In WWTPs, “wastewater carried in sewerage systems should be treated in well-designed and well-managed centralized wastewater treatment works. Each stage of treatment (as well as retention time and dilution) results in a further reduction of the potential risk. A waste stabilization pond (that is, an oxidation pond or lagoon) is generally considered to be a practical and simple wastewater treatment technology that is particularly well suited to destroying pathogens, as relatively long retention times (that is, 20 days or longer) combined with sunlight, elevated pH levels, biological activity and other factors serve to accelerate pathogen destruction. A final disinfection step may be considered if existing wastewater treatment plants are not optimized to remove viruses”.


La Rosa, G., Bonadonna, L., Lucentini, L., Kenmoe, S., & Suffredini, E. (2020). Coronavirus in water environments: Occurrence, persistence and concentration methods-A scoping review. Water Research, 115899.

Naddeo, V., & Liu, H. (2020). Editorial Perspectives: 2019 novel coronavirus (SARS-CoV-2): what is its fate in urban water cycle and how can the water research community respond? Environmental Science: Water Research & Technology.

Núñez-Delgado, A. (2020). What do we know about the SARS-CoV-2 coronavirus in the environment?. Science of The Total Environment, 138647.
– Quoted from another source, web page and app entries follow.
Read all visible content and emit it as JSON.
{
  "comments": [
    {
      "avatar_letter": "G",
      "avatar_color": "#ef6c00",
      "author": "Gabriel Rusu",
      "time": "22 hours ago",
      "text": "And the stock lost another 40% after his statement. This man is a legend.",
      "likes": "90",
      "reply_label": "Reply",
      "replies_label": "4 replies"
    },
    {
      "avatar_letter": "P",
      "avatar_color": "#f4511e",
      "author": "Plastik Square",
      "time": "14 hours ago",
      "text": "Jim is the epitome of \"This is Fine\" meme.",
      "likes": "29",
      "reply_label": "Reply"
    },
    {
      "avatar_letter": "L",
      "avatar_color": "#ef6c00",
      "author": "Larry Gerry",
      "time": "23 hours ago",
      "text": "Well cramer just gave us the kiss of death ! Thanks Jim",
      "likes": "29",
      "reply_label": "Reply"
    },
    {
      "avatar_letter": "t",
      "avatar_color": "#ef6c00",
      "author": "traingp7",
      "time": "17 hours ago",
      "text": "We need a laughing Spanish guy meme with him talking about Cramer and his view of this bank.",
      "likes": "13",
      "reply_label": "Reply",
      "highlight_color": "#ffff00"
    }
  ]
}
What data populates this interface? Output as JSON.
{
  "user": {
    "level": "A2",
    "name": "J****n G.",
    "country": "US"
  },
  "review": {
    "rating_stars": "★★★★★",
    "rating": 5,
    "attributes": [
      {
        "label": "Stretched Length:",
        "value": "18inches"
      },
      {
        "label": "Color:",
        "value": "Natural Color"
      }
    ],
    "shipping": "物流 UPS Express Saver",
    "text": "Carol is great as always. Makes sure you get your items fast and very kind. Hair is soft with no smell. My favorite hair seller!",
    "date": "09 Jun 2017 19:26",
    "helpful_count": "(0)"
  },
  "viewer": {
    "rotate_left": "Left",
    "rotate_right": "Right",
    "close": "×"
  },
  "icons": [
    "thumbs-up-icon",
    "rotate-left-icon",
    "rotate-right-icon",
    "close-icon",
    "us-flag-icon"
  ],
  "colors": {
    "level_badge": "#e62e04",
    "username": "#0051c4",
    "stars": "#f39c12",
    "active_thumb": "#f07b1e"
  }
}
Ober, H. (2020). Removing the novel coronavirus from the water cycle. UNIVERSITY OF CALIFORNIA, RIVERSIDE. Retrieved from:

World Health Organization. (2020). Water, sanitation, hygiene, and waste management for the COVID-19 virus: interim guidance, 23 April 2020 (No. WHO/2019-nCoV/IPC_WASH/2020.3). World Health Organization.

Inmaculada García
Latest posts by Inmaculada García (see all)

2 thoughts on “COVID-19 in the water cycle

Leave a Reply

Your email address will not be published. Required fields are marked *